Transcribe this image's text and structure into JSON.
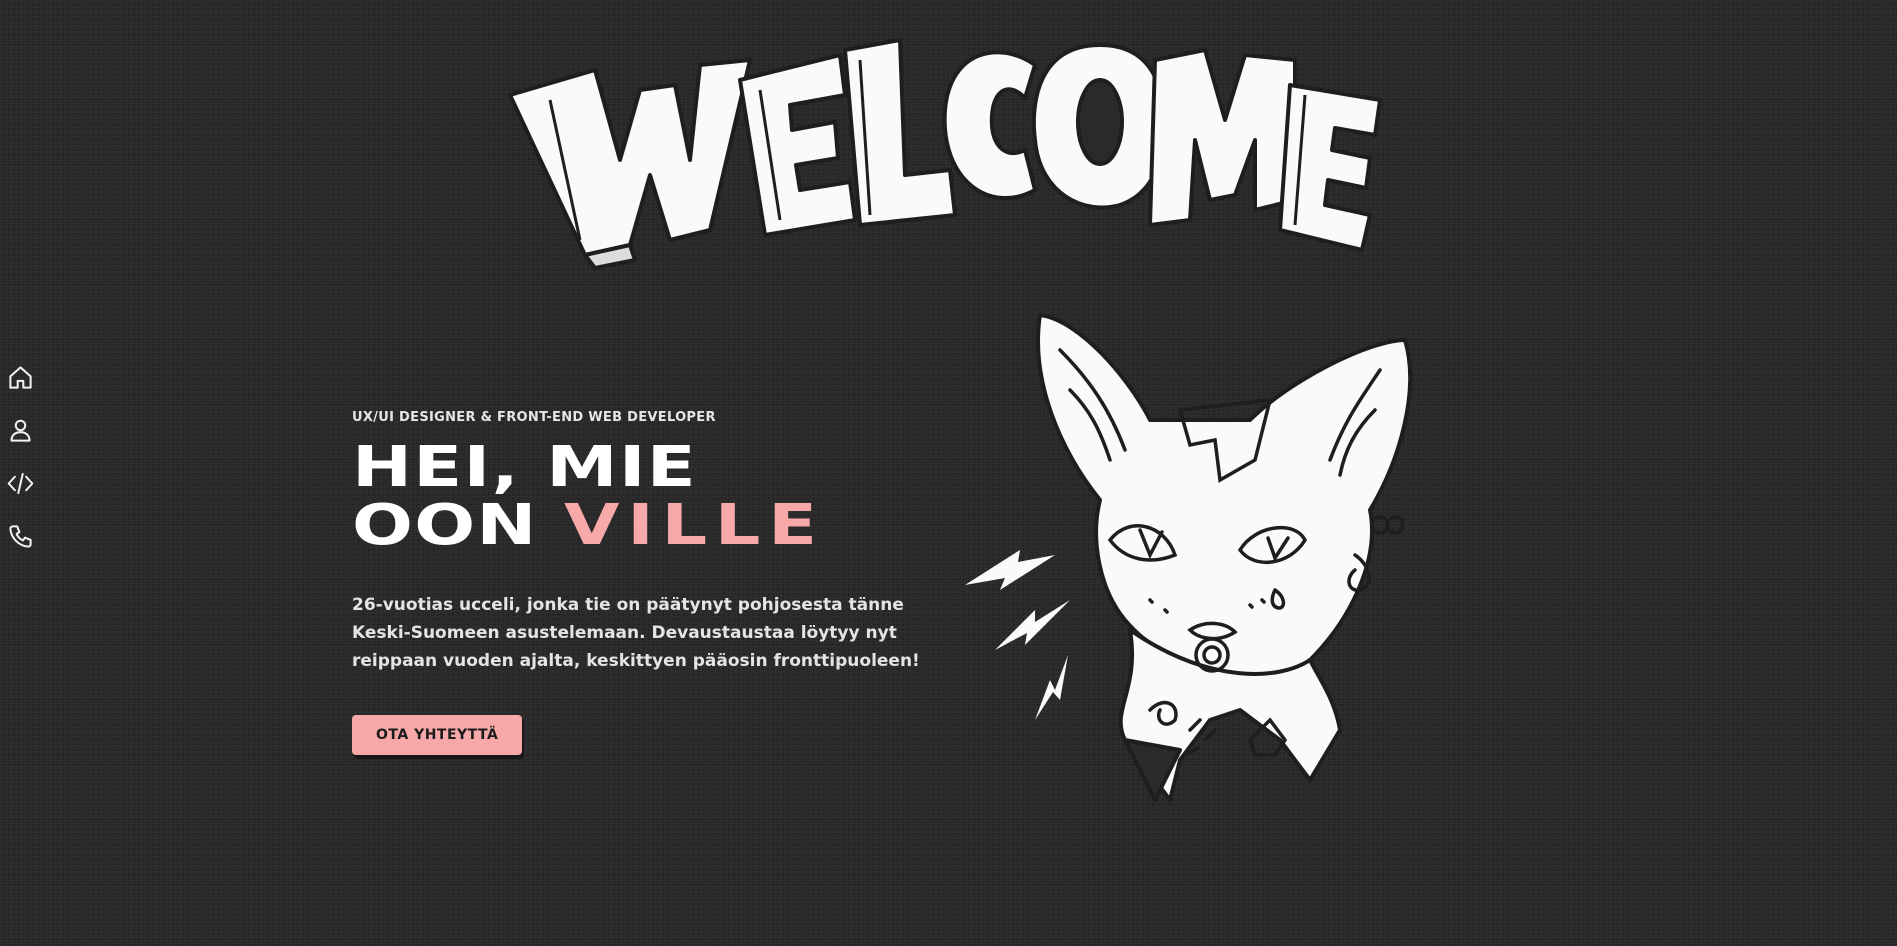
{
  "nav": {
    "items": [
      {
        "icon": "home-icon",
        "label": "Home"
      },
      {
        "icon": "user-icon",
        "label": "About"
      },
      {
        "icon": "code-icon",
        "label": "Projects"
      },
      {
        "icon": "phone-icon",
        "label": "Contact"
      }
    ]
  },
  "hero": {
    "eyebrow": "UX/UI DESIGNER & FRONT-END WEB DEVELOPER",
    "headline_line1": "HEI, MIE",
    "headline_line2_prefix": "OON ",
    "headline_name": "VILLE",
    "intro": "26-vuotias ucceli, jonka tie on päätynyt pohjosesta tänne Keski-Suomeen asustelemaan. Devaustaustaa löytyy nyt reippaan vuoden ajalta, keskittyen pääosin fronttipuoleen!",
    "cta_label": "OTA YHTEYTTÄ"
  },
  "art": {
    "welcome_text": "WELCOME"
  },
  "colors": {
    "background": "#292929",
    "accent": "#f7a8a8",
    "text": "#ececec"
  }
}
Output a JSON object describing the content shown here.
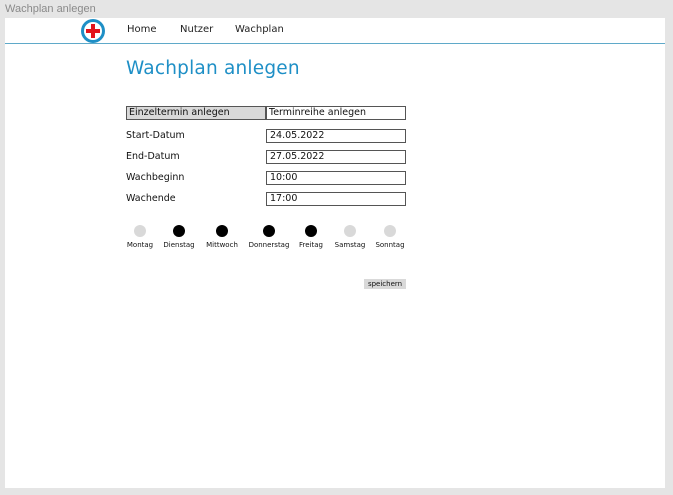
{
  "frame": {
    "label": "Wachplan anlegen"
  },
  "nav": {
    "logo": "red-cross-logo-icon",
    "items": [
      {
        "label": "Home"
      },
      {
        "label": "Nutzer"
      },
      {
        "label": "Wachplan"
      }
    ]
  },
  "page": {
    "title": "Wachplan anlegen"
  },
  "modes": [
    {
      "label": "Einzeltermin anlegen",
      "active": true
    },
    {
      "label": "Terminreihe anlegen",
      "active": false
    }
  ],
  "fields": [
    {
      "label": "Start-Datum",
      "value": "24.05.2022"
    },
    {
      "label": "End-Datum",
      "value": "27.05.2022"
    },
    {
      "label": "Wachbeginn",
      "value": "10:00"
    },
    {
      "label": "Wachende",
      "value": "17:00"
    }
  ],
  "days": [
    {
      "label": "Montag",
      "selected": false
    },
    {
      "label": "Dienstag",
      "selected": true
    },
    {
      "label": "Mittwoch",
      "selected": true
    },
    {
      "label": "Donnerstag",
      "selected": true
    },
    {
      "label": "Freitag",
      "selected": true
    },
    {
      "label": "Samstag",
      "selected": false
    },
    {
      "label": "Sonntag",
      "selected": false
    }
  ],
  "actions": {
    "save_label": "speichern"
  },
  "colors": {
    "accent": "#1e8fc6",
    "cross": "#e3141b",
    "selected_day": "#000000",
    "unselected_day": "#d9d9d9"
  }
}
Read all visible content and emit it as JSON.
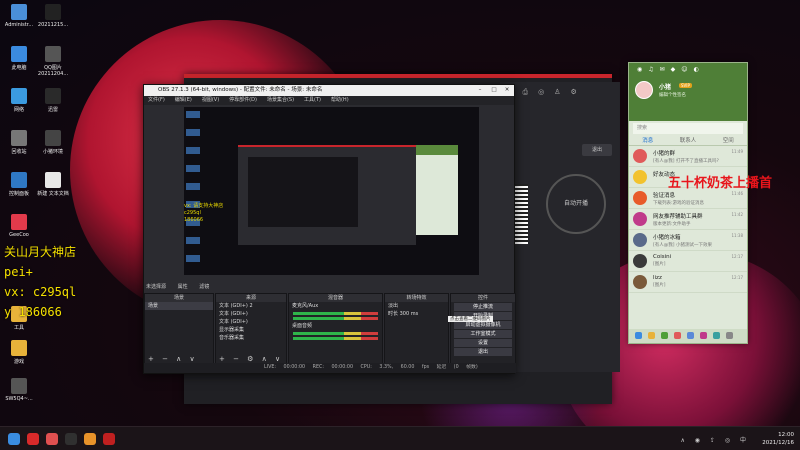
{
  "desktop_icons": [
    {
      "label": "Administr...",
      "color": "#4a8fd8"
    },
    {
      "label": "20211215...",
      "color": "#222"
    },
    {
      "label": "此电脑",
      "color": "#3b8be0"
    },
    {
      "label": "QQ图片20211204...",
      "color": "#555"
    },
    {
      "label": "网络",
      "color": "#3b9be0"
    },
    {
      "label": "迅雷",
      "color": "#2a2a2a"
    },
    {
      "label": "回收站",
      "color": "#777"
    },
    {
      "label": "小猪环境",
      "color": "#444"
    },
    {
      "label": "控制面板",
      "color": "#2f78c4"
    },
    {
      "label": "新建 文本文档",
      "color": "#e8e8e8"
    },
    {
      "label": "GeeCoo",
      "color": "#e23a4b"
    },
    {
      "label": "工具",
      "color": "#e8b23a"
    },
    {
      "label": "游戏",
      "color": "#e8b23a"
    },
    {
      "label": "SW5Q4~...",
      "color": "#555"
    }
  ],
  "promo": {
    "left_lines": [
      "关山月大神店",
      "pei+",
      "vx: c295ql",
      "y 186066"
    ],
    "right": "五十杯奶茶上播首"
  },
  "obs": {
    "title": "OBS 27.1.3 (64-bit, windows) - 配置文件: 未命名 - 场景: 未命名",
    "menu": [
      "文件(F)",
      "编辑(E)",
      "视图(V)",
      "停靠部件(D)",
      "场景集合(S)",
      "工具(T)",
      "帮助(H)"
    ],
    "title_buttons": [
      "–",
      "□",
      "✕"
    ],
    "scene_bar": [
      "未选择源",
      "属性",
      "滤镜"
    ],
    "docks": {
      "scenes": {
        "header": "场景",
        "items": [
          "场景"
        ],
        "footer": "+ − ∧ ∨"
      },
      "sources": {
        "header": "来源",
        "items": [
          "文本 (GDI+) 2",
          "文本 (GDI+)",
          "文本 (GDI+)",
          "显示器采集",
          "音乐器采集"
        ],
        "footer": "+ − ⚙ ∧ ∨"
      },
      "mixer": {
        "header": "混音器",
        "items": [
          "麦克风/Aux",
          "桌面音频"
        ]
      },
      "transitions": {
        "header": "转场特效",
        "items": [
          "淡出",
          "时长  300 ms"
        ]
      },
      "controls": {
        "header": "控件",
        "buttons": [
          "停止推流",
          "开始录制",
          "启动虚拟摄像机",
          "工作室模式",
          "设置",
          "退出"
        ]
      }
    },
    "status": "LIVE: 00:00:00   REC: 00:00:00   CPU: 3.3%, 60.00 fps   延迟 (0 帧数)",
    "preview_lines": [
      "vx: 请支持大神店",
      "c295ql",
      "186066"
    ],
    "preview_tooltip": "点击查看二维码图片"
  },
  "live_panel": {
    "exit_label": "退出",
    "ring_label": "自动开播",
    "icons": [
      "⌂",
      "⎙",
      "◎",
      "♙",
      "⚙"
    ]
  },
  "chat": {
    "topbar": [
      "◉",
      "♫",
      "✉",
      "◆",
      "☺",
      "◐"
    ],
    "nickname": "小猪",
    "vip": "SVIP",
    "signature": "编辑个性签名",
    "search_placeholder": "搜索",
    "tabs": [
      "消息",
      "联系人",
      "空间"
    ],
    "items": [
      {
        "name": "小猪的群",
        "msg": "[有人@我] 打开不了直播工具吗?",
        "time": "11:49",
        "color": "#e05a5a"
      },
      {
        "name": "好友动态",
        "msg": "",
        "time": "",
        "color": "#f2c22e"
      },
      {
        "name": "验证消息",
        "msg": "下载列表:游戏的验证消息",
        "time": "11:46",
        "color": "#e85a2a"
      },
      {
        "name": "网友推荐辅助工具群",
        "msg": "版本更新:文件助手",
        "time": "11:42",
        "color": "#c03a8a"
      },
      {
        "name": "小猪的冰箱",
        "msg": "[有人@我] 小猪测试一下效果",
        "time": "11:38",
        "color": "#5a6a8a"
      },
      {
        "name": "Coisini",
        "msg": "[图片]",
        "time": "12:17",
        "color": "#3a3a3a"
      },
      {
        "name": "lizz",
        "msg": "[图片]",
        "time": "12:17",
        "color": "#7a5a3a"
      }
    ],
    "foot_colors": [
      "#3b8be0",
      "#e8b23a",
      "#4f9f37",
      "#e05a5a",
      "#5a8ad8",
      "#c03a8a",
      "#3aa0a0",
      "#888888"
    ]
  },
  "taskbar": {
    "icons": [
      {
        "name": "start-icon",
        "color": "#3a8de0"
      },
      {
        "name": "app-netease-icon",
        "color": "#d82a2a"
      },
      {
        "name": "app-shield-icon",
        "color": "#e05050"
      },
      {
        "name": "app-obs-icon",
        "color": "#303030"
      },
      {
        "name": "app-orange-icon",
        "color": "#e8932a"
      },
      {
        "name": "app-red-icon",
        "color": "#c02020"
      }
    ],
    "tray": "∧ ◉ ⇪ ◎ 中",
    "time": "12:00",
    "date": "2021/12/16"
  }
}
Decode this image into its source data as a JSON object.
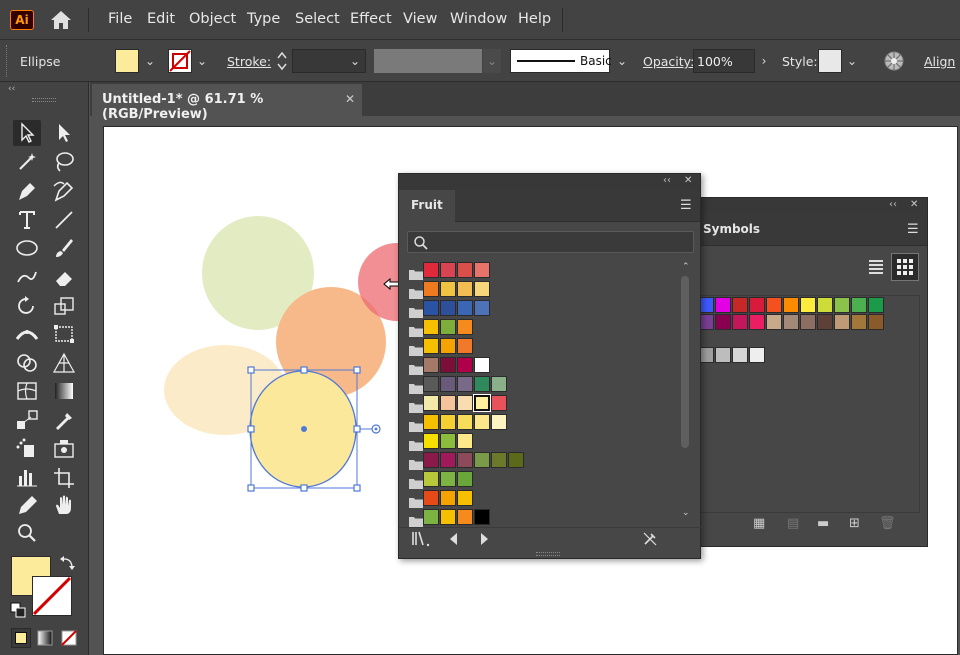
{
  "app": {
    "logo_text": "Ai",
    "menu": [
      "File",
      "Edit",
      "Object",
      "Type",
      "Select",
      "Effect",
      "View",
      "Window",
      "Help"
    ]
  },
  "control_bar": {
    "object_type": "Ellipse",
    "fill_color": "#FCEB9A",
    "stroke_label": "Stroke:",
    "brush_label": "Basic",
    "opacity_label": "Opacity:",
    "opacity_value": "100%",
    "style_label": "Style:",
    "align_label": "Align"
  },
  "document_tab": {
    "title": "Untitled-1* @ 61.71 % (RGB/Preview)",
    "close": "✕"
  },
  "toolbar": {
    "fill_swatch": "#FCEB9A",
    "tools": [
      "selection-tool",
      "direct-selection-tool",
      "magic-wand-tool",
      "lasso-tool",
      "pen-tool",
      "curvature-tool",
      "type-tool",
      "line-tool",
      "ellipse-tool",
      "paintbrush-tool",
      "shaper-tool",
      "eraser-tool",
      "rotate-tool",
      "scale-tool",
      "width-tool",
      "free-transform-tool",
      "shape-builder-tool",
      "perspective-grid-tool",
      "mesh-tool",
      "gradient-tool",
      "eyedropper-tool",
      "blend-tool",
      "symbol-sprayer-tool",
      "symbol-tool",
      "column-graph-tool",
      "artboard-tool",
      "slice-tool",
      "hand-tool",
      "zoom-tool"
    ]
  },
  "fruit_panel": {
    "tab_label": "Fruit",
    "collapse": "‹‹",
    "close": "✕",
    "groups": [
      [
        "#e02a3c",
        "#d94452",
        "#d9504b",
        "#e8736a"
      ],
      [
        "#f07a1f",
        "#f0c341",
        "#f3bd53",
        "#f6d77a"
      ],
      [
        "#2a53a3",
        "#2e4f9a",
        "#3a66b3",
        "#4e72b8"
      ],
      [
        "#f6c000",
        "#7dad3a",
        "#f58a1f"
      ],
      [
        "#f6c000",
        "#f5a300",
        "#f07a2a"
      ],
      [
        "#a5796a",
        "#7b0f3a",
        "#b0004a",
        "#ffffff"
      ],
      [
        "#5a5a5a",
        "#6a5a7a",
        "#7a6a8a",
        "#2e8a5a",
        "#8ab08a"
      ],
      [
        "#f3e9a8",
        "#f6c49a",
        "#f9dcb0",
        "#fdf1a0",
        "#e8525a"
      ],
      [
        "#f6c000",
        "#f5d033",
        "#f7dd5a",
        "#fbe68a",
        "#fdf3c0"
      ],
      [
        "#f6e000",
        "#8cbc3c",
        "#fde98a"
      ],
      [
        "#8a1a4a",
        "#a01a5a",
        "#8c4a5a",
        "#7a9a4a",
        "#6a7a2a",
        "#5a6a1a"
      ],
      [
        "#b8c83a",
        "#7cb342",
        "#6aa63a"
      ],
      [
        "#e64a19",
        "#f5a300",
        "#f6c000"
      ],
      [
        "#7cb342",
        "#f6c000",
        "#f58a1f",
        "#000000"
      ]
    ]
  },
  "symbols_panel": {
    "tab_label": "Symbols",
    "collapse": "‹‹",
    "close": "✕",
    "rows": [
      [
        "#3d5afe",
        "#e400e4",
        "#c62828",
        "#d81b3a",
        "#f4511e",
        "#fb8c00",
        "#ffeb3b",
        "#cddc39",
        "#8bc34a",
        "#4caf50",
        "#1b9a4a"
      ],
      [
        "#7a3e96",
        "#8a0050",
        "#c2185b",
        "#e91e63",
        "#c8a98a",
        "#a38a78",
        "#8d6e63",
        "#5d4037",
        "#bf9a77",
        "#a1783a",
        "#8a5a2a"
      ],
      [
        "#9e9e9e",
        "#bdbdbd",
        "#d6d6d6",
        "#eeeeee"
      ]
    ]
  }
}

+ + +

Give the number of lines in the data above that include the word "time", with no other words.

8